What you should do:
Line by line, set down the records exactly as they appear below.
★ ★ ★ ★
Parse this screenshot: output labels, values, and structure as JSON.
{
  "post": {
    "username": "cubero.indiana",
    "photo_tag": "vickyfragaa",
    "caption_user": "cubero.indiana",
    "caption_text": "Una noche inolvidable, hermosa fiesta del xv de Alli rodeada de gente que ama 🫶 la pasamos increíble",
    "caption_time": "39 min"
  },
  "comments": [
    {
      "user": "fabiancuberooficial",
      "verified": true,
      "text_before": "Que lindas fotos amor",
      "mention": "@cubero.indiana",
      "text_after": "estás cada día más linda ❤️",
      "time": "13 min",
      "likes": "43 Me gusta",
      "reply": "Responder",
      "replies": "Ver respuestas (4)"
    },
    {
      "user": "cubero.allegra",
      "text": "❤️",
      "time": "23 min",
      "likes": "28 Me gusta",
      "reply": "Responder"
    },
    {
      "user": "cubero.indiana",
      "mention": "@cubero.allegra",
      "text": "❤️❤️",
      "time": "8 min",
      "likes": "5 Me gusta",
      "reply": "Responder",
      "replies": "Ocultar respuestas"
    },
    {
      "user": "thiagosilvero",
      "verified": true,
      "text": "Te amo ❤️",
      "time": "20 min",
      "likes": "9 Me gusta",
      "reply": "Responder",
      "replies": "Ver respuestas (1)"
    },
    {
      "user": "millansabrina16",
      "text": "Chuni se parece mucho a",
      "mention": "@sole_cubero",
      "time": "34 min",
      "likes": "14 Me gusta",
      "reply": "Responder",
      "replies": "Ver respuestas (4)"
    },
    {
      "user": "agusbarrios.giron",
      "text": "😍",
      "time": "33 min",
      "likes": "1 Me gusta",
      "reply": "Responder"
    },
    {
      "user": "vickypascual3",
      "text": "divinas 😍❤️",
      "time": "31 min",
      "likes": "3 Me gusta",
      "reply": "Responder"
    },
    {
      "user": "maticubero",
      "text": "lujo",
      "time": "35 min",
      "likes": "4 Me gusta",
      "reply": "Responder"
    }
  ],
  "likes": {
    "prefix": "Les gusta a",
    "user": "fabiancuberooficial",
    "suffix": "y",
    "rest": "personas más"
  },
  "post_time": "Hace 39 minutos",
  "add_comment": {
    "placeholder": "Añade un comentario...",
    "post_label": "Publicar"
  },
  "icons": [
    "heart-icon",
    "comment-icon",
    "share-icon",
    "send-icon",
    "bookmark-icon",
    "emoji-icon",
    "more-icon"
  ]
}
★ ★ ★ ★
Result for this exercise:
Parse this screenshot: output labels, values, and structure as JSON.
{
  "post": {
    "username": "cubero.indiana",
    "photo_tag": "vickyfragaa",
    "caption_user": "cubero.indiana",
    "caption_text": "Una noche inolvidable, hermosa fiesta del xv de Alli rodeada de gente que ama 🫶 la pasamos increíble",
    "caption_time": "39 min"
  },
  "comments": [
    {
      "user": "fabiancuberooficial",
      "verified": true,
      "text_before": "Que lindas fotos amor",
      "mention": "@cubero.indiana",
      "text_after": "estás cada día más linda ❤️",
      "time": "13 min",
      "likes": "43 Me gusta",
      "reply": "Responder",
      "replies": "Ver respuestas (4)"
    },
    {
      "user": "cubero.allegra",
      "text": "❤️",
      "time": "23 min",
      "likes": "28 Me gusta",
      "reply": "Responder"
    },
    {
      "user": "cubero.indiana",
      "mention": "@cubero.allegra",
      "text": "❤️❤️",
      "time": "8 min",
      "likes": "5 Me gusta",
      "reply": "Responder",
      "replies": "Ocultar respuestas"
    },
    {
      "user": "thiagosilvero",
      "verified": true,
      "text": "Te amo ❤️",
      "time": "20 min",
      "likes": "9 Me gusta",
      "reply": "Responder",
      "replies": "Ver respuestas (1)"
    },
    {
      "user": "millansabrina16",
      "text": "Chuni se parece mucho a",
      "mention": "@sole_cubero",
      "time": "34 min",
      "likes": "14 Me gusta",
      "reply": "Responder",
      "replies": "Ver respuestas (4)"
    },
    {
      "user": "agusbarrios.giron",
      "text": "😍",
      "time": "33 min",
      "likes": "1 Me gusta",
      "reply": "Responder"
    },
    {
      "user": "vickypascual3",
      "text": "divinas 😍❤️",
      "time": "31 min",
      "likes": "3 Me gusta",
      "reply": "Responder"
    },
    {
      "user": "maticubero",
      "text": "lujo",
      "time": "35 min",
      "likes": "4 Me gusta",
      "reply": "Responder"
    }
  ],
  "likes": {
    "prefix": "Les gusta a",
    "user": "fabiancuberooficial",
    "suffix": "y",
    "rest": "personas más"
  },
  "post_time": "Hace 39 minutos",
  "add_comment": {
    "placeholder": "Añade un comentario...",
    "post_label": "Publicar"
  },
  "icons": [
    "heart-icon",
    "comment-icon",
    "share-icon",
    "send-icon",
    "bookmark-icon",
    "emoji-icon",
    "more-icon"
  ]
}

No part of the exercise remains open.